Excerpted records:
_ _ _ _ _ _ _
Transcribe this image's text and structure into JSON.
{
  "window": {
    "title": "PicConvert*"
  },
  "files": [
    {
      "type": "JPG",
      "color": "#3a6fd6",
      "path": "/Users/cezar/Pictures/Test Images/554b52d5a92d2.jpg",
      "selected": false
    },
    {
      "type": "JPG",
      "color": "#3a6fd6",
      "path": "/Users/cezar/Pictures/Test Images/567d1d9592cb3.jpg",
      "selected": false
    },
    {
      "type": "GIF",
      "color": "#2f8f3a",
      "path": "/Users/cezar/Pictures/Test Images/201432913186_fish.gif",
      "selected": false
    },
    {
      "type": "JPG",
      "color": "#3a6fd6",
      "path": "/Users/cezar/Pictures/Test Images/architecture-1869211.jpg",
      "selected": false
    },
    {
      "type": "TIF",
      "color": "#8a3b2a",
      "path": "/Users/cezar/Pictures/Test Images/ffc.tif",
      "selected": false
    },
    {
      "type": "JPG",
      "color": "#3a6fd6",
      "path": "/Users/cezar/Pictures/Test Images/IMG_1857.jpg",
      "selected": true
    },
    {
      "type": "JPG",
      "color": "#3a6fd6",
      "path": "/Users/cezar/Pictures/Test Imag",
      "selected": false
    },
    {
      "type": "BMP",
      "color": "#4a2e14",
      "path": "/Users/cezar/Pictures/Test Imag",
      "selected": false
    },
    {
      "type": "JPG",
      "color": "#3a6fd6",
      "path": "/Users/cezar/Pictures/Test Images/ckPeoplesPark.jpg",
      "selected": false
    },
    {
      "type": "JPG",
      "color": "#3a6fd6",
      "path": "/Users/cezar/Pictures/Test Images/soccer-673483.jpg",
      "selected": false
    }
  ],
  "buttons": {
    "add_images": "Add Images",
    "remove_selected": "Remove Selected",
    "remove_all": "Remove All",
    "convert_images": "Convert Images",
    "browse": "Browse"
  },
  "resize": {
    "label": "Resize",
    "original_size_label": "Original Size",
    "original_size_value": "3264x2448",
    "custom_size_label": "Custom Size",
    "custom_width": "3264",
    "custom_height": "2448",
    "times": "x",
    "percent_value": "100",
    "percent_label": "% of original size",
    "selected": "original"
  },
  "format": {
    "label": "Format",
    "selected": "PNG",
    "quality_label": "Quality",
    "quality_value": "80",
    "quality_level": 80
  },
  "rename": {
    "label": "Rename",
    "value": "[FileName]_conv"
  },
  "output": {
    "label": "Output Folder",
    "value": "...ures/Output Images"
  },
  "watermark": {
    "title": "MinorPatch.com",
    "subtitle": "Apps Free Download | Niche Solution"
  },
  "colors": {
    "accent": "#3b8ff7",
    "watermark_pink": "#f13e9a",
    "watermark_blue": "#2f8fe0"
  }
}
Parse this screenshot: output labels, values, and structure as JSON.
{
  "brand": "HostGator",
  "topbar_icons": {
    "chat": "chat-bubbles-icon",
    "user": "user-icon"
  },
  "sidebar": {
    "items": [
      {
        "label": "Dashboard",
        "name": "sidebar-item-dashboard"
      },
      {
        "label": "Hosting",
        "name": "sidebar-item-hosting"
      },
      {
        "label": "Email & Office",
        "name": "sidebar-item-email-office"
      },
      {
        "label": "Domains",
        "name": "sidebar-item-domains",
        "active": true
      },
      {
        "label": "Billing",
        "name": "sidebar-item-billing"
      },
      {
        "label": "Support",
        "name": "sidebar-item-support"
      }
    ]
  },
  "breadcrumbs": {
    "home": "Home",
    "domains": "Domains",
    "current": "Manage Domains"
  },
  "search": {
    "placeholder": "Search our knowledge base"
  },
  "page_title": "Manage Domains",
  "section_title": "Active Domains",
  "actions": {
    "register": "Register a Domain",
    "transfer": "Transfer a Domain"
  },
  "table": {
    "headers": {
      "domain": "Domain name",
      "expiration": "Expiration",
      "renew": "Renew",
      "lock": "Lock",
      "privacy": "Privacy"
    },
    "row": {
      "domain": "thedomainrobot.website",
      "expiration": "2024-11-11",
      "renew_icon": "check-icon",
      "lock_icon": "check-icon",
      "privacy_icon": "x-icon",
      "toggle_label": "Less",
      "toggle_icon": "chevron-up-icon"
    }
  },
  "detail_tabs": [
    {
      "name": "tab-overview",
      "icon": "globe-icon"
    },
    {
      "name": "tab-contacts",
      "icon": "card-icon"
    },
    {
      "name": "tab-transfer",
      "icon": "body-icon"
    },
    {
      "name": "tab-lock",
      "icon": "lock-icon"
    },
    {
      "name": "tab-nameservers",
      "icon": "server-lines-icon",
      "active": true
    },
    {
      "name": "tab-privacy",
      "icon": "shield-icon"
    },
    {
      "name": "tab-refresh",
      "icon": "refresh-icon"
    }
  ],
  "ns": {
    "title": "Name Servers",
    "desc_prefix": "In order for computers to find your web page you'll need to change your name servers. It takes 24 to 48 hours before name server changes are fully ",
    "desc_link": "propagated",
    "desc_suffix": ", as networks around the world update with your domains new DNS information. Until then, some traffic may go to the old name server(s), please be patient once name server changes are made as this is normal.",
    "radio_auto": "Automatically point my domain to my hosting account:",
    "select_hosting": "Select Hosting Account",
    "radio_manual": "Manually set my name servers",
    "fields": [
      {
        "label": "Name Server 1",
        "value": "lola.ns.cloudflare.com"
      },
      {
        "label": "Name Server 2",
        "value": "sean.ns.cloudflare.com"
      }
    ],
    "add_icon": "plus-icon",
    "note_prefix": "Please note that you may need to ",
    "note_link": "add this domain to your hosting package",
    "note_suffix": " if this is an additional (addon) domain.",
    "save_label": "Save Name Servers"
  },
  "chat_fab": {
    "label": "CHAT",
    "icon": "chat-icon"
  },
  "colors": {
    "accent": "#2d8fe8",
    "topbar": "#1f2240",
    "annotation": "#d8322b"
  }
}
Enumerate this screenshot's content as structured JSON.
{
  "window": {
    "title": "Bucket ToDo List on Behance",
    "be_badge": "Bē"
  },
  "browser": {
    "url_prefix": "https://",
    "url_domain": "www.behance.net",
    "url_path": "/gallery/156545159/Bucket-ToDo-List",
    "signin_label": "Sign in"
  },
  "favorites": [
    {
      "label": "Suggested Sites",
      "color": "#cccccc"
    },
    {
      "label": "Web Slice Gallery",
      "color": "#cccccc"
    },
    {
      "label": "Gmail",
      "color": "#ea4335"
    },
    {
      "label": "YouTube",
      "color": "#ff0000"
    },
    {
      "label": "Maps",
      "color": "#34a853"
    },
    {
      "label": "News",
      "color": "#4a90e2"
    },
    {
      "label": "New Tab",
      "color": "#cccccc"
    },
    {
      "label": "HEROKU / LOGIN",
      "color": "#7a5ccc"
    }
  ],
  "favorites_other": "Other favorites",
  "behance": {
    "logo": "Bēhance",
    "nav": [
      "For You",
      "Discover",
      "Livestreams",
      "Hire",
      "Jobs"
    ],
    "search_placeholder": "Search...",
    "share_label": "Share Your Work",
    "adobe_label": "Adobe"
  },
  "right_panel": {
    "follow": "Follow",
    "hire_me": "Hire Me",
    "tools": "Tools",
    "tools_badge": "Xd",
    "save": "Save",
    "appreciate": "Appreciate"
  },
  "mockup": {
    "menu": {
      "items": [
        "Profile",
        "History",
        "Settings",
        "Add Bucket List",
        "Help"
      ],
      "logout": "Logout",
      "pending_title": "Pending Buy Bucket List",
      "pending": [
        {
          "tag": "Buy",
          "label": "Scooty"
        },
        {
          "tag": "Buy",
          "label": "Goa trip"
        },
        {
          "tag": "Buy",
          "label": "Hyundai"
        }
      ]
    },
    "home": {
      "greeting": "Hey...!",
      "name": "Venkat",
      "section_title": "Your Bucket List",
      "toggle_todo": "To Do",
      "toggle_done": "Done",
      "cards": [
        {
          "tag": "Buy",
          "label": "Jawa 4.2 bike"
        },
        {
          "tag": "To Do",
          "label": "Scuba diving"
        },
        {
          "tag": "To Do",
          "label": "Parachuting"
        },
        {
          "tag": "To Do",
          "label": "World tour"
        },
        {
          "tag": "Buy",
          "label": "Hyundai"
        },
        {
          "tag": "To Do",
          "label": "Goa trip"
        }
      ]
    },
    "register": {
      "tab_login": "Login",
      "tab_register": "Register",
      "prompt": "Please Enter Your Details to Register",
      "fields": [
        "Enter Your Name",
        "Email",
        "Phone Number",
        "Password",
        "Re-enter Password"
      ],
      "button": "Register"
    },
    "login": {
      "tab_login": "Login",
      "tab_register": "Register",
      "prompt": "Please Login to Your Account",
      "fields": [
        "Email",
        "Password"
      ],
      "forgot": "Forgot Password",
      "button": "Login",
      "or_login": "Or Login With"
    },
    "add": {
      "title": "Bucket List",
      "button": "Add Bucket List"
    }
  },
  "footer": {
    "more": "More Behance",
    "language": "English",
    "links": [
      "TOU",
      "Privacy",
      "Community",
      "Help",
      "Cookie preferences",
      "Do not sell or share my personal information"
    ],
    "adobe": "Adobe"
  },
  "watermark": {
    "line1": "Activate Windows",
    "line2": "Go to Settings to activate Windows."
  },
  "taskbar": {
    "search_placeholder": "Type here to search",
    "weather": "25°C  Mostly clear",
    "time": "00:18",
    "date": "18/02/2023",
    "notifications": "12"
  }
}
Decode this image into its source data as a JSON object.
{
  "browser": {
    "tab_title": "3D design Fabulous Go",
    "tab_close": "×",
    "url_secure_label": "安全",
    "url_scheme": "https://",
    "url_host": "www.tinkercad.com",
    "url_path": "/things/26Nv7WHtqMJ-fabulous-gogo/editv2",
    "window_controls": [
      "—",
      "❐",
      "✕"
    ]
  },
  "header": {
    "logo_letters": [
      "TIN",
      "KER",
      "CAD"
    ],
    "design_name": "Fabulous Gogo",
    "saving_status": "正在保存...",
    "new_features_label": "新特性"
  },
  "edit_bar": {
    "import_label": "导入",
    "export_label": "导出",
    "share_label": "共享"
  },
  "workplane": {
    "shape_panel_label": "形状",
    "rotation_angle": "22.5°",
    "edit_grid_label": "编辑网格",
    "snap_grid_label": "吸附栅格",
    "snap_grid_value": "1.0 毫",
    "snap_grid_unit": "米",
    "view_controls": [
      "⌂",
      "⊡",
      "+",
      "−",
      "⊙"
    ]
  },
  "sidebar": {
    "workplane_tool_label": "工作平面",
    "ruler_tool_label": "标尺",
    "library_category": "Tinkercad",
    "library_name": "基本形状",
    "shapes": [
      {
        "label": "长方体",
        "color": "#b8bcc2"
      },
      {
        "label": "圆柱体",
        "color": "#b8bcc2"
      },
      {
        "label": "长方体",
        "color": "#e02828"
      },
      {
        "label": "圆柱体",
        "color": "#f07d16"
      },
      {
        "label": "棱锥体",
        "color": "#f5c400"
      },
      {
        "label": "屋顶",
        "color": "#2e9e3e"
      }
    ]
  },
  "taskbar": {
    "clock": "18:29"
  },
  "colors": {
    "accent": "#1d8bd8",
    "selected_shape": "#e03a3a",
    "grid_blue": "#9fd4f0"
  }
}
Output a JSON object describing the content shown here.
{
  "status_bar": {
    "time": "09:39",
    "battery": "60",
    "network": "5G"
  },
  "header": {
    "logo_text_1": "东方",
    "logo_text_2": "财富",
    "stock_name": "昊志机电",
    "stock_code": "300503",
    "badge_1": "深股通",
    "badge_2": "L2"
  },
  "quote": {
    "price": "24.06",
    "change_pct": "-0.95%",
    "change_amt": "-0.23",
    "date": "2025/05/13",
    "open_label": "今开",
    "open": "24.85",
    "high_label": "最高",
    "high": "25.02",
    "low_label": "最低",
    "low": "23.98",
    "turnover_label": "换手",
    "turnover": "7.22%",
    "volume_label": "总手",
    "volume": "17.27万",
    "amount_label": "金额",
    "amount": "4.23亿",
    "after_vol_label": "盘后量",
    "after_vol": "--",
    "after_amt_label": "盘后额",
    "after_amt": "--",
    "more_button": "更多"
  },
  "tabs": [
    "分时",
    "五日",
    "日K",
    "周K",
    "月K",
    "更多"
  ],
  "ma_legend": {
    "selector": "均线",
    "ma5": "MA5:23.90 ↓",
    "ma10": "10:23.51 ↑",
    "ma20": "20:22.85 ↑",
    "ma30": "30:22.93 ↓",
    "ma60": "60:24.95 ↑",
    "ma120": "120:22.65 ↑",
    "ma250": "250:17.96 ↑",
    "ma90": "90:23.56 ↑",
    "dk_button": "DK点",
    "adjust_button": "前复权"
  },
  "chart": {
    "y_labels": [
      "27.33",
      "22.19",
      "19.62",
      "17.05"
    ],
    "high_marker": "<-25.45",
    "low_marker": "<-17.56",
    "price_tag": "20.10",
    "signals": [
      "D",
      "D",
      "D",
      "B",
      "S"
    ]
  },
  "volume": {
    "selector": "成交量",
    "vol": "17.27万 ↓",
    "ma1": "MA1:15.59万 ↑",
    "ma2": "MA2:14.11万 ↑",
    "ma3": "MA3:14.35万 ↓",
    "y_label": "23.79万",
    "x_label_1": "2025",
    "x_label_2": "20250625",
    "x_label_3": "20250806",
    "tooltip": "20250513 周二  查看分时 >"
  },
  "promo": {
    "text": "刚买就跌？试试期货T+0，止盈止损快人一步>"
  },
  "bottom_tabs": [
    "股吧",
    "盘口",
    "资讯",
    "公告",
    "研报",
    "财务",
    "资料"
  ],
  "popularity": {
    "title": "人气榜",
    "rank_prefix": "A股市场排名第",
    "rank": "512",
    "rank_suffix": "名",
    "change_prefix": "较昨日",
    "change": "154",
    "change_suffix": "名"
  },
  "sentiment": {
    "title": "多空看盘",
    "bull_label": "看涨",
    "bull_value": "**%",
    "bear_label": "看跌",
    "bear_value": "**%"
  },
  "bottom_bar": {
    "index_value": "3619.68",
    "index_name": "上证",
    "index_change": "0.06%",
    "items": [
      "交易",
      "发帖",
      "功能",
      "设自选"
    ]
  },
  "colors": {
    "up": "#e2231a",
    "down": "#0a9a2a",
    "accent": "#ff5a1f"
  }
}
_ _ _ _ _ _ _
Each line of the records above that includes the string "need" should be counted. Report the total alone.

Output of the exercise:
2